- _What you are asked to do_: Below are entries; tally how many lines hold the string "Scanner" and answer with only that figure.

━━ Provided information ━━

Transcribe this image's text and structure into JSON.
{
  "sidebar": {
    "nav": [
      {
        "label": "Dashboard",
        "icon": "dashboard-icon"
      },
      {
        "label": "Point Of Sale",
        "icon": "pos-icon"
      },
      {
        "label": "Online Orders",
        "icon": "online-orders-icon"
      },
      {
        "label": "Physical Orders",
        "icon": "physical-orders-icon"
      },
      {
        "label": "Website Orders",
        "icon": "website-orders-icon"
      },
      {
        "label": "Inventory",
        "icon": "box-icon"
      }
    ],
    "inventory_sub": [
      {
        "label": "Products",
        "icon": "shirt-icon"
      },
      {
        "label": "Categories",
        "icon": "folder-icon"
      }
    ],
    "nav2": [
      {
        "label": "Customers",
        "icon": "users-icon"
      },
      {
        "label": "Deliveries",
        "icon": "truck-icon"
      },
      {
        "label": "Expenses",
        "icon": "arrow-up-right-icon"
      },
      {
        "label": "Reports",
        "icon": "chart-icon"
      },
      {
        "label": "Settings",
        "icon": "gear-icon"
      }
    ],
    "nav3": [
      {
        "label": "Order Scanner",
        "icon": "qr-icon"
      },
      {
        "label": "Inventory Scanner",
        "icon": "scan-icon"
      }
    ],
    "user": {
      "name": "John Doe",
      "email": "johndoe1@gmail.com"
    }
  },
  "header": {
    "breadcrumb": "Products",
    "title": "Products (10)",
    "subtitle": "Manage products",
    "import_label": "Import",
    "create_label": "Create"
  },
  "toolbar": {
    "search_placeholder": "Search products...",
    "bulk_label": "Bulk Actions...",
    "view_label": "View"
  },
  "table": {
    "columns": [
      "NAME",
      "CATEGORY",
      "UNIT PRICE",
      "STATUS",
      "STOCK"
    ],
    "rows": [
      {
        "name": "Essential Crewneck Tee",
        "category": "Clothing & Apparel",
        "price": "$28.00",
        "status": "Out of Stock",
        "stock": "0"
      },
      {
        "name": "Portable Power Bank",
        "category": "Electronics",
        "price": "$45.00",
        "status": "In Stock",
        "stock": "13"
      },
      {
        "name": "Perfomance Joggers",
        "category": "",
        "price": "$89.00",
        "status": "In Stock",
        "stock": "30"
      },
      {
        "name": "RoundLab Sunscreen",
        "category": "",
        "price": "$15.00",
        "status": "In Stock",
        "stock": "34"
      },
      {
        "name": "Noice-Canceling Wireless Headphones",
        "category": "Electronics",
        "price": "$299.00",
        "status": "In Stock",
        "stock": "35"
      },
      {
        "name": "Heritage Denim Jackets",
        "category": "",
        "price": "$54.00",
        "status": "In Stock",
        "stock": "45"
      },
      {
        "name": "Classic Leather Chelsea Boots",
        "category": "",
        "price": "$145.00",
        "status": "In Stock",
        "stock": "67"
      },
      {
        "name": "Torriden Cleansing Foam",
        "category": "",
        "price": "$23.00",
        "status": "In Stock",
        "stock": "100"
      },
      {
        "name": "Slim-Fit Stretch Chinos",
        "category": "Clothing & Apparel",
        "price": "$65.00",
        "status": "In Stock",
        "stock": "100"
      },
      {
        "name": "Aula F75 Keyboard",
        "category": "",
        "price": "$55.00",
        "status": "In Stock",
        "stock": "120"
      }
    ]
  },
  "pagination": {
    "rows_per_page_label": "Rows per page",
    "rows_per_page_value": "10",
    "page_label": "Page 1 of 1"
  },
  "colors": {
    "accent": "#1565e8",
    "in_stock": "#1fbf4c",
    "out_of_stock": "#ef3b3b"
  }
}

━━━

- _Written reply_: 2